I'm off to Asia soon. Going on a tour of some of its great sites, to ramble about its islands, its temples and its history. There'll be visits to Phuket in Thailand, Angkor Wat in Cambodia, Hue in Vietnam.
Of course I'll also be making time to visit all the gas plants, or at the very least all the industrial zones, that have been set up around some of Asia's most renowned tourism assets.
Oh hang on a minute I've got that wrong. Unlike what has happened near the 12 Apostles on Victoria's Great Ocean Road there are no gas plants or monstrous industrialism near Angkor Wat, a place that much like the Twelve Apostles is recognised the world over.
Perhaps valuable tourism assets in Asia have been protected from industry. Or maybe the custodians are clueless to how the glow of gas flares can add to a tourist asset, fill the night sky with light. Just how wrong can these people get?

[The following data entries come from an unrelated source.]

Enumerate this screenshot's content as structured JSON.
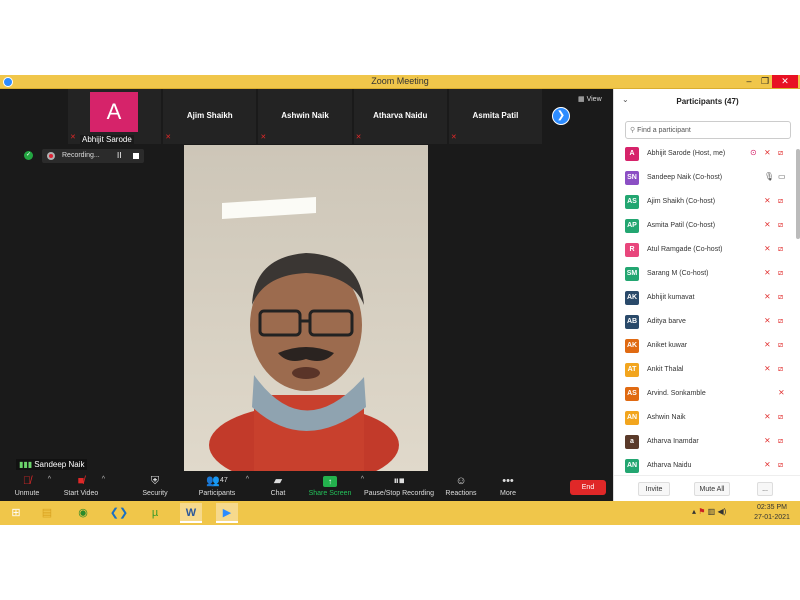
{
  "window": {
    "title": "Zoom Meeting",
    "minimize": "–",
    "maximize": "❐",
    "close": "✕"
  },
  "gallery": {
    "tiles": [
      {
        "avatar_letter": "A",
        "label": "Abhijit Sarode",
        "avatar_color": "#d6236a"
      },
      {
        "name": "Ajim Shaikh"
      },
      {
        "name": "Ashwin Naik"
      },
      {
        "name": "Atharva Naidu"
      },
      {
        "name": "Asmita Patil"
      }
    ],
    "view_label": "View",
    "next_icon": "chevron-right-icon"
  },
  "recording": {
    "label": "Recording...",
    "pause": "II"
  },
  "speaker": {
    "name": "Sandeep Naik"
  },
  "toolbar": {
    "unmute": "Unmute",
    "start_video": "Start Video",
    "security": "Security",
    "participants": "Participants",
    "participants_count": "47",
    "chat": "Chat",
    "share_screen": "Share Screen",
    "pause_stop_recording": "Pause/Stop Recording",
    "reactions": "Reactions",
    "more": "More",
    "end": "End"
  },
  "panel": {
    "title": "Participants (47)",
    "search_placeholder": "Find a participant",
    "participants": [
      {
        "initials": "A",
        "name": "Abhijit Sarode (Host, me)",
        "color": "#d6236a",
        "host": true
      },
      {
        "initials": "SN",
        "name": "Sandeep Naik (Co-host)",
        "color": "#8b4fc4",
        "unmuted": true
      },
      {
        "initials": "AS",
        "name": "Ajim Shaikh (Co-host)",
        "color": "#23a671"
      },
      {
        "initials": "AP",
        "name": "Asmita Patil (Co-host)",
        "color": "#23a671"
      },
      {
        "initials": "R",
        "name": "Atul Ramgade (Co-host)",
        "color": "#e8467c"
      },
      {
        "initials": "SM",
        "name": "Sarang M (Co-host)",
        "color": "#23a671"
      },
      {
        "initials": "AK",
        "name": "Abhijit  kumavat",
        "color": "#2a4a6a"
      },
      {
        "initials": "AB",
        "name": "Aditya barve",
        "color": "#2a4a6a"
      },
      {
        "initials": "AK",
        "name": "Aniket kuwar",
        "color": "#e06a12"
      },
      {
        "initials": "AT",
        "name": "Ankit Thalal",
        "color": "#f2a51e"
      },
      {
        "initials": "AS",
        "name": "Arvind. Sonkamble",
        "color": "#e06a12",
        "no_camera": true
      },
      {
        "initials": "AN",
        "name": "Ashwin Naik",
        "color": "#f2a51e"
      },
      {
        "initials": "a",
        "name": "Atharva Inamdar",
        "color": "#5a3a2a"
      },
      {
        "initials": "AN",
        "name": "Atharva Naidu",
        "color": "#23a671"
      }
    ],
    "invite": "Invite",
    "mute_all": "Mute All",
    "more": "..."
  },
  "taskbar": {
    "apps": [
      "windows-start-icon",
      "file-explorer-icon",
      "chrome-icon",
      "vscode-icon",
      "utorrent-icon",
      "word-icon",
      "zoom-icon"
    ],
    "time": "02:35 PM",
    "date": "27-01-2021"
  }
}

Don't they want more visitors to their parts of the world?
Best I pass out the Corangamite Shire's contact details to some Asian bureaucrats.
The Corangamite Shire watched over the industrial development near a part of the Great Ocean Road and should be able to set the Cambodians, the Thais and the Vietnamese straight.